Hunter Virant, LHP, Camarillo High School (CA): Virant is yet another tall, thin left-hander with a projectable frame. He throws his fastball in the 92-96 mph range, and also has an excellent curveball and a low-80s changeup. Committed to UCLA, he’s advanced enough to start 2013 in Low-A if he opts to go pro.
Nolan Fontana, SS, Florida: A stellar shortstop, Fontana also has a knack for getting on base despite mediocre contact rates and below-average power. He profiles as a No. 2 or No. 9 hitter depending on how his offense develops.
Barrett Barnes, OF, Texas Tech: Barnes is a right-handed power hitter that projects to play center/left field as a pro. He has an above-average plate approach and a quick bat, but he has some holes in his swing. Barnes has above-average speed and a below-average arm.
Brian Johnson, LHP, Florida: An excellent athlete who also plays first base, Johnson projects best as a back-end starter. His array of pitches includes a low-90s fastball, a solid curveball, a slider and a changeup. Johnson doesn’t have the highest ceiling, but he's a safe pick that may sign for below slot.
Second Round (No. 87 overall)
Branden Kline, RHP, Virginia: Former Red Sox sixth-round pick out of high school in 2009. Projectable righty with a low 90s fastball and inconsistent secondary stuff.
Pat Light, RHP, Monmouth: Tall righty with a low-to-mid-90s fastball throws strikes. Secondary pitches have raw potential. Projects better as a reliever.
Rio Ruiz, 3B, Bishop Amat High School (CA): Advanced defensive player with a strong arm, raw power potential, below-average speed, and average ability to make contact.
Peter O'Brien, C, Miami: Has shown flashes of brilliance on offense, but not consistently. Good arm at catcher but questionable agility. May be better suited to play first base. Fractured his wrist on April 15.
Luke Bard, RHP, Georgia Tech: Another former Red Sox draftee and Daniel’s younger brother. Mid-90s fastball with an inconsistent breaking ball. Currently out with a torn lat muscle.
Third Round (No. 118 overall)
Nick Williams, OF, Ball High School (TX): Lefty bat with impressive, unrefined tools. Has first-round talent, but baseball acumen is questionable. May be best served to honor his commitment to the University of Texas, but the right development staff could have a diamond in the rough.

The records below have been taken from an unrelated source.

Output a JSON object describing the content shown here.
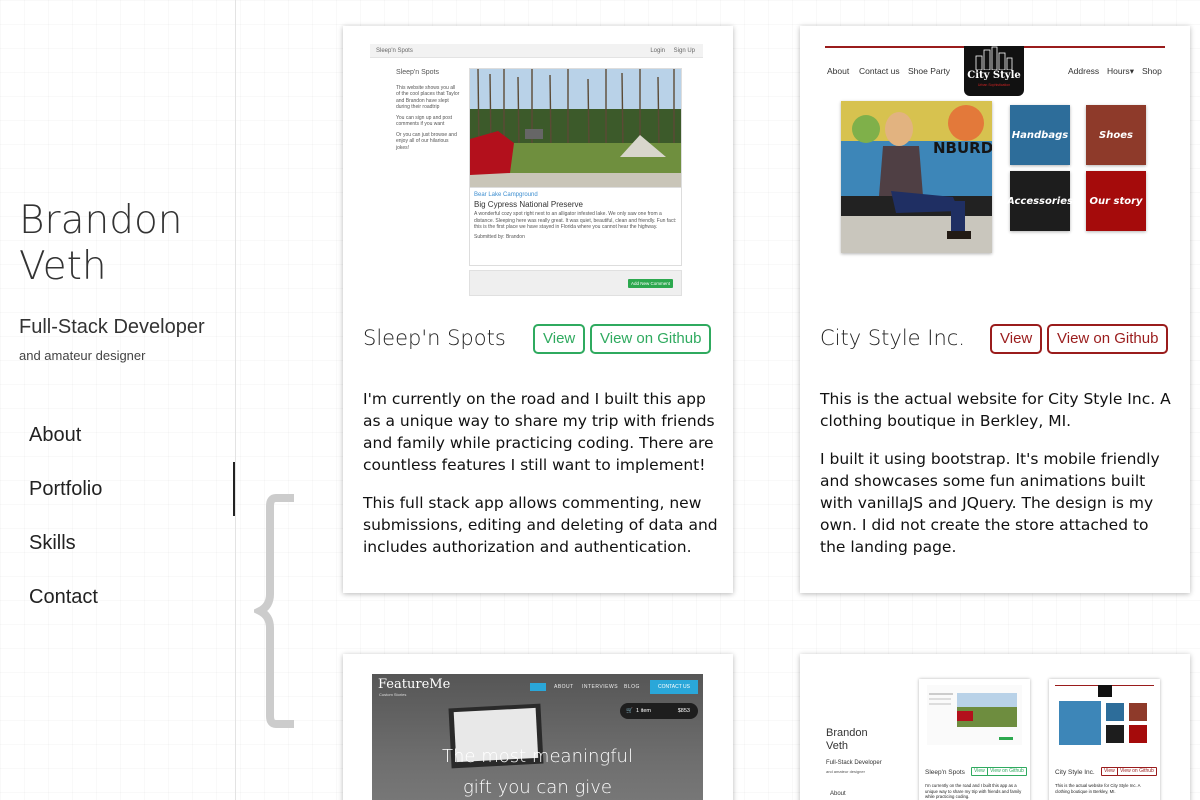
{
  "sidebar": {
    "name": "Brandon\nVeth",
    "role": "Full-Stack Developer",
    "subtitle": "and amateur designer",
    "nav": [
      {
        "label": "About"
      },
      {
        "label": "Portfolio",
        "active": true
      },
      {
        "label": "Skills"
      },
      {
        "label": "Contact"
      }
    ]
  },
  "projects": [
    {
      "title": "Sleep'n Spots",
      "view_label": "View",
      "github_label": "View on Github",
      "accent": "#2faa5f",
      "paragraphs": [
        "I'm currently on the road and I built this app as a unique way to share my trip with friends and family while practicing coding. There are countless features I still want to implement!",
        "This full stack app allows commenting, new submissions, editing and deleting of data and includes authorization and authentication."
      ],
      "preview": {
        "brand": "Sleep'n Spots",
        "login": "Login",
        "signup": "Sign Up",
        "side_heading": "Sleep'n Spots",
        "side_p1": "This website shows you all of the cool places that Taylor and Brandon have slept during their roadtrip",
        "side_p2": "You can sign up and post comments if you want",
        "side_p3": "Or you can just browse and enjoy all of our hilarious jokes!",
        "location": "Bear Lake Campground",
        "post_title": "Big Cypress National Preserve",
        "post_text": "A wonderful cozy spot right next to an alligator infested lake. We only saw one from a distance. Sleeping here was really great. It was quiet, beautiful, clean and friendly. Fun fact: this is the first place we have stayed in Florida where you cannot hear the highway.",
        "submitted": "Submitted by: Brandon",
        "add_comment": "Add New Comment"
      }
    },
    {
      "title": "City Style Inc.",
      "view_label": "View",
      "github_label": "View on Github",
      "accent": "#9a1c1c",
      "paragraphs": [
        "This is the actual website for City Style Inc. A clothing boutique in Berkley, MI.",
        "I built it using bootstrap. It's mobile friendly and showcases some fun animations built with vanillaJS and JQuery. The design is my own. I did not create the store attached to the landing page."
      ],
      "preview": {
        "nav_about": "About",
        "nav_contact": "Contact us",
        "nav_shoe": "Shoe Party",
        "logo": "City Style",
        "logo_sub": "Urban Sophistication",
        "nav_address": "Address",
        "nav_hours": "Hours",
        "nav_shop": "Shop",
        "tile_handbags": "Handbags",
        "tile_shoes": "Shoes",
        "tile_accessories": "Accessories",
        "tile_story": "Our story"
      }
    },
    {
      "preview": {
        "logo": "FeatureMe",
        "logo_sub": "Custom Stories",
        "nav_about": "ABOUT",
        "nav_interviews": "INTERVIEWS",
        "nav_blog": "BLOG",
        "nav_contact": "CONTACT US",
        "cart_items": "1 item",
        "cart_total": "$853",
        "headline_1": "The most meaningful",
        "headline_2": "gift you can give"
      }
    },
    {
      "preview": {
        "name": "Brandon\nVeth",
        "role": "Full-Stack Developer",
        "subtitle": "and amateur designer",
        "about": "About",
        "card1_title": "Sleep'n Spots",
        "card1_desc": "I'm currently on the road and I built this app as a unique way to share my trip with friends and family while practicing coding.",
        "card2_title": "City Style Inc.",
        "card2_desc": "This is the actual website for City Style Inc. A clothing boutique in Berkley, MI.",
        "view": "View",
        "github": "View on Github"
      }
    }
  ]
}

Matt Olson, 1B, Parkview High School (GA): Two-way player is an excellent hitter for contact and power. Below average defense and speed. Committed to Vanderbilt.
Steven Rodriguez, LHP, Florida: Low-90s fastball with a decent slider. Projects as a lefty bullpen arm at the major league level.
Cody Poteet, RHP, Christian High School (CA): Unrefined pitcher with a 92-94 mph fastball, plus curveball, and a reliable slider. Committed to UCLA.
Chase DeJong, RHP, Wilson High School (CA): Low-90s fastball with a plus curveball, average changeup, and an unconventional delivery. Committed to USC.